### Task requirements:
In the copy, include every entry exactly but none of its images.

(Listed records begins)

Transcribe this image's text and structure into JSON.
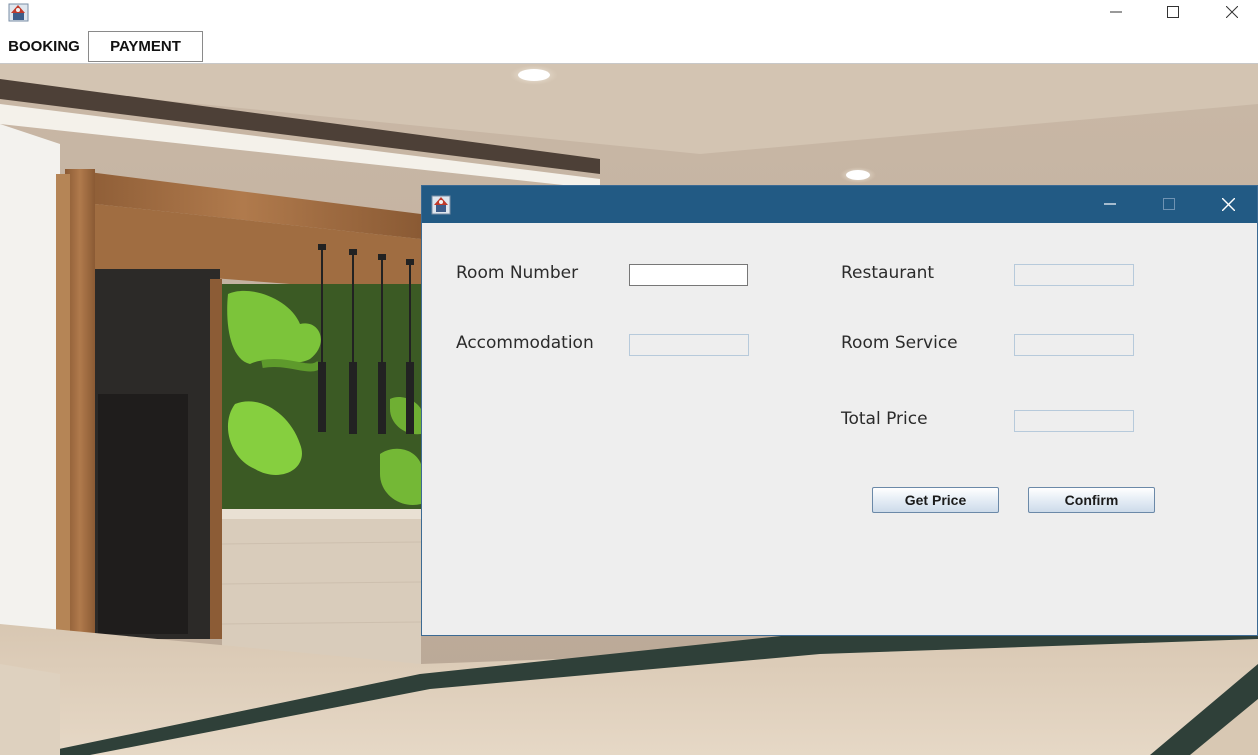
{
  "menu": {
    "booking": "BOOKING",
    "payment": "PAYMENT"
  },
  "dialog": {
    "labels": {
      "room_number": "Room Number",
      "accommodation": "Accommodation",
      "restaurant": "Restaurant",
      "room_service": "Room Service",
      "total_price": "Total Price"
    },
    "fields": {
      "room_number": "",
      "accommodation": "",
      "restaurant": "",
      "room_service": "",
      "total_price": ""
    },
    "buttons": {
      "get_price": "Get Price",
      "confirm": "Confirm"
    }
  },
  "colors": {
    "dialog_title_bar": "#225a84",
    "dialog_body": "#eeeeee"
  }
}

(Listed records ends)

### Your solution:
Transcribe this image's text and structure into JSON.
{
  "menu": {
    "booking": "BOOKING",
    "payment": "PAYMENT"
  },
  "dialog": {
    "labels": {
      "room_number": "Room Number",
      "accommodation": "Accommodation",
      "restaurant": "Restaurant",
      "room_service": "Room Service",
      "total_price": "Total Price"
    },
    "fields": {
      "room_number": "",
      "accommodation": "",
      "restaurant": "",
      "room_service": "",
      "total_price": ""
    },
    "buttons": {
      "get_price": "Get Price",
      "confirm": "Confirm"
    }
  },
  "colors": {
    "dialog_title_bar": "#225a84",
    "dialog_body": "#eeeeee"
  }
}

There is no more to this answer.